(Component data from apps and pages)
----
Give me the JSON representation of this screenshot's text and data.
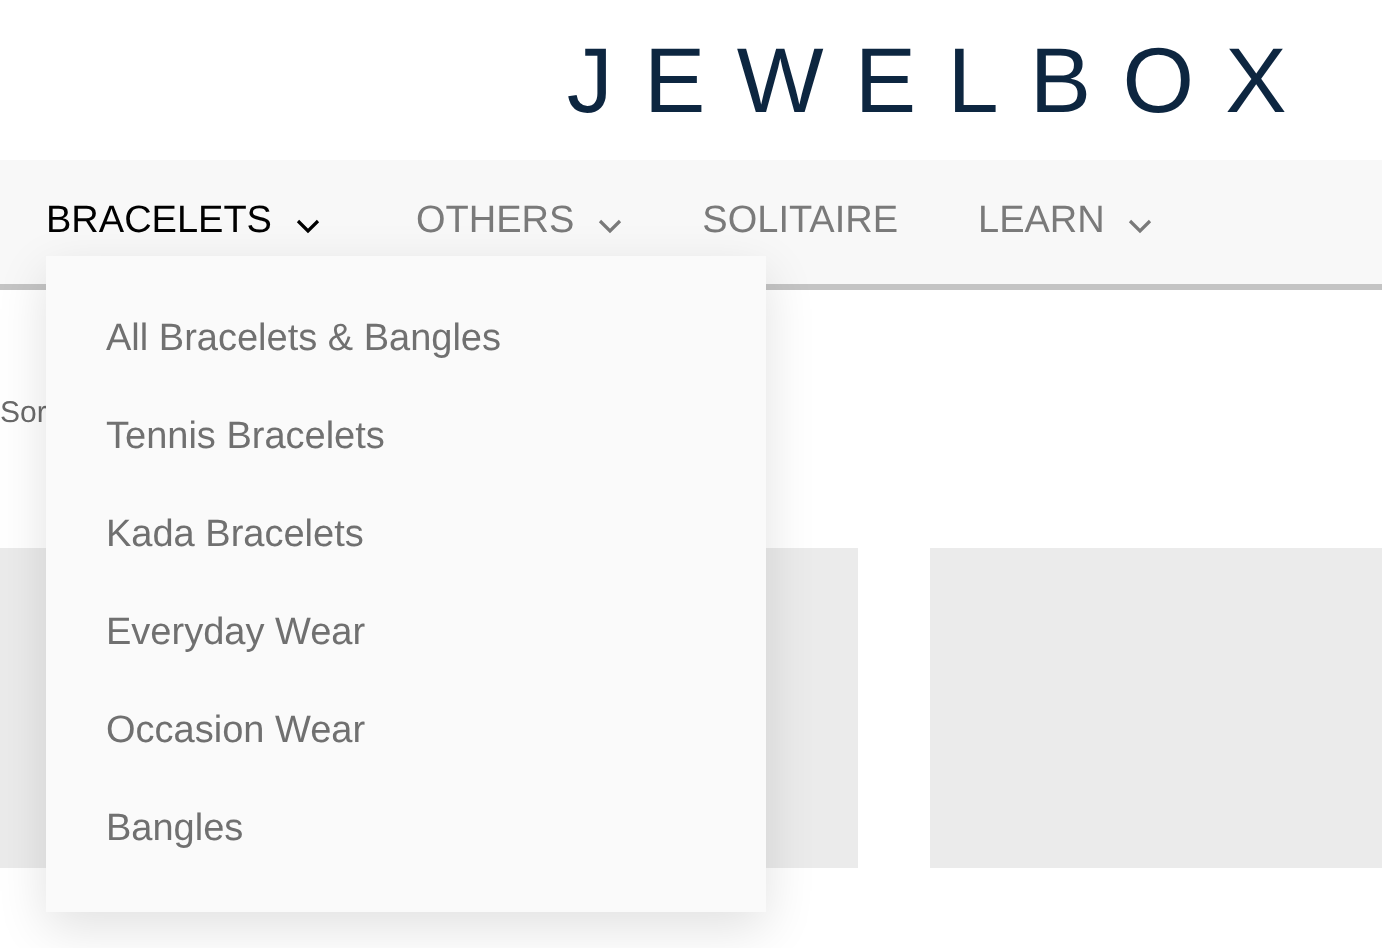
{
  "logo": "JEWELBOX",
  "nav": [
    {
      "label": "BRACELETS",
      "selected": true,
      "has_menu": true
    },
    {
      "label": "OTHERS",
      "selected": false,
      "has_menu": true
    },
    {
      "label": "SOLITAIRE",
      "selected": false,
      "has_menu": false
    },
    {
      "label": "LEARN",
      "selected": false,
      "has_menu": true
    }
  ],
  "dropdown": [
    "All Bracelets & Bangles",
    "Tennis Bracelets",
    "Kada Bracelets",
    "Everyday Wear",
    "Occasion Wear",
    "Bangles"
  ],
  "sort_label": "Sor"
}
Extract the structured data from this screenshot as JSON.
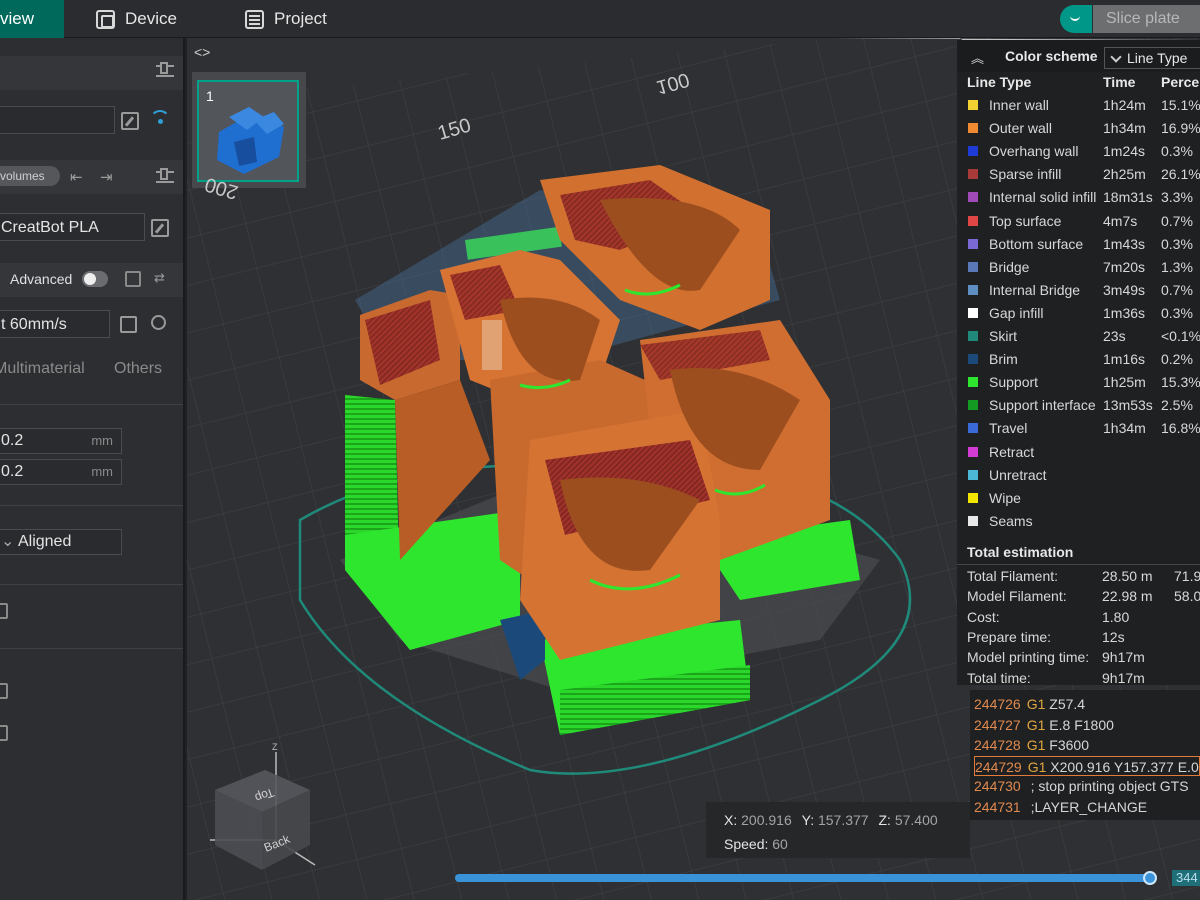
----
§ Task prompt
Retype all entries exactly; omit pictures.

§ Solution to this problem
Give me the JSON representation of this screenshot's text and data.
{
  "logo": "JEWELBOX",
  "nav": [
    {
      "label": "BRACELETS",
      "selected": true,
      "has_menu": true
    },
    {
      "label": "OTHERS",
      "selected": false,
      "has_menu": true
    },
    {
      "label": "SOLITAIRE",
      "selected": false,
      "has_menu": false
    },
    {
      "label": "LEARN",
      "selected": false,
      "has_menu": true
    }
  ],
  "dropdown": [
    "All Bracelets & Bangles",
    "Tennis Bracelets",
    "Kada Bracelets",
    "Everyday Wear",
    "Occasion Wear",
    "Bangles"
  ],
  "sort_label": "Sor"
}
Extract the structured data from this screenshot as JSON.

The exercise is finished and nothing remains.